It’s been quite a year for whistleblowing website Wikileaks. Its latest info dump, a treasure trove of diplomatic cables spanning the world, has caused an international uproar. U.S. politicians like Hillary Clinton and New York Congressman Peter King (pictured) called the leak a threat to global security, with King going so far as calling for Wikileaks founder Julian Assange to be prosecuted under the Espionage Act and for his site to be deemed a foreign terrorist organization.
In selling the 2003 invasion of Iraq, the Administration of George W. Bush made a lot of claims — that U.N. inspections weren’t working, that al-Qaeda had Iraqi links, that Saddam Hussein had weapons of mass destruction. Most of these ended up not being true. One of the more suspect allegations voiced by President Bush was that Iraq had sought supplies of uranium from an African nation, understood to be the West African republic of Niger. This was refuted in the summer after U.S. troops had rolled into Baghdad by Ambassador Joseph Wilson, a career diplomat who had been sent earlier to Niger to investigate rumored sales of yellowcake, a form of uranium powder. Not long afterward, right-wing commentator Robert Novak published a column outing Wilson’s wife, Valerie Plame, as a CIA operative.
Leaking her identity to the press was no small act — it compromised her work with the agency and was seen as a slap on Wilson’s wrist for speaking out of turn. It also led many observers to believe that the White House had rushed to war using only the most politically expedient snippets of intelligence. An inquiry into the leaks went all the way to the upper echelons of the Bush brain trust — eventually, Lewis “Scooter” Libby, aide to Karl Rove, was found guilty in 2007 on counts of perjury, obstruction of justice and making false statements.

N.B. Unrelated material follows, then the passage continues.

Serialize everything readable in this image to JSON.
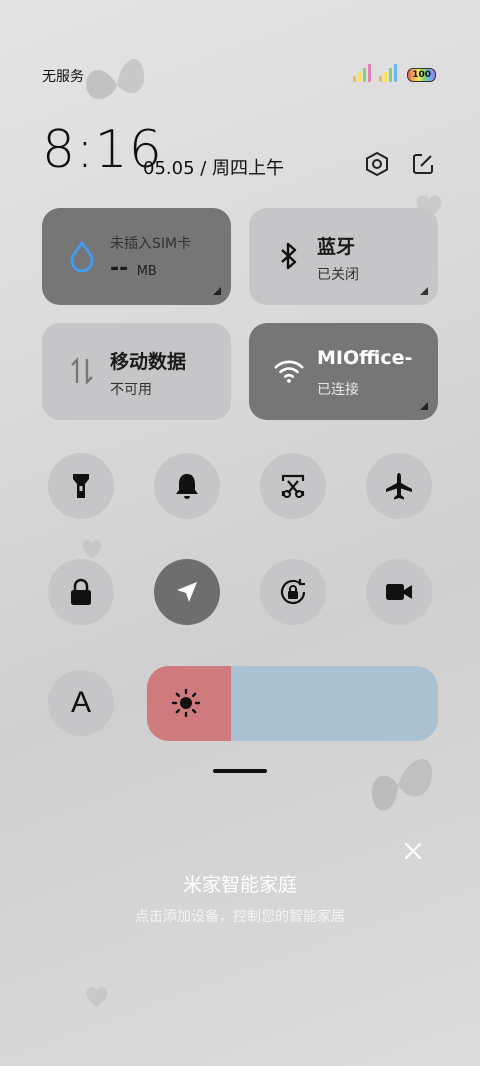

President Bush commuted Libby’s 30-month prison sentence.
3. The Pentagon Papers
On June 13, 1971, the New York Times ran the first of a nine-part series of excerpts from a classified study of U.S. military involvement in Vietnam completed by the Department of Defense. The papers were turned over to the Times by military analyst Daniel Ellsberg, who had surreptitiously photocopied them starting as early as 1969. U.S. Senator Mike Gravel, a Democrat, also entered 4,100 pages of the study — which came to be known as the Pentagon Papers — to the Senate record, thus making their later publication in book form constitutionally sound.
So what was in the Pentagon Papers? Oh, you know, just proof that the U.S. secretly bombed Cambodia and conducted coastal raids on North Vietnam, and that four Administrations — from Truman’s to Johnson’s — had deliberately lied to the public. Ellsberg was put on trial for theft and conspiracy under the Espionage Act of 1917, but a series of legal missteps and dubious evidence-gathering tactics led the judge to dismiss all charges.
2. Watergate’s Deep Throat
After five men were arrested for breaking into and trying to bug the offices of the Democratic National Committee in June 1972, Washington Post reporters Bob Woodward and Carl Bernstein began their investigation into what would become the country’s biggest political scandal. Soon Watergate came to stand for far more than just the burglarized building and would lead to President Richard Nixon’s resignation in 1974. Aiding Woodward and Bernstein as they connected the dots between the break-in and the White House was an informant whose identity remained a secret for a good 33 years. In 2005 — decades after the journalists won Pulitzers and All the President’s Men won Oscars — former deputy director of the FBI Mark Felt revealed that he was the mysterious “Deep Throat.”
1. The WikiLeaks War Logs
On Oct. 22, Internet-based watchdog organization WikiLeaks posted 391,832 classified U.S. military documents on the war in Iraq, the largest such leak in history. As he did with the July release of 77,000 secret documents related to the war in Afghanistan, WikiLeaks founder Julian Assange shared the documents with several newspapers — including the New York Times, the Guardian and Der Spiegel — in advance of making them public. Among the major revelations were many instances of the U.S. military deliberately ignoring detainee abuse by Iraqi allies and an increase of the civilian-casualty count by 15,000. The July Afghanistan papers consisted primarily of secret reports from troops in the field covering local intelligence and recounting clashes — including a number of missives that detailed civilian casualties at the hands of coalition forces. Another important (though not altogether surprising) revelation was that members of the U.S. military suspect what others have long assumed: that Pakistan’s military intelligence agency has secretly assisted the Afghan Taliban insurgency.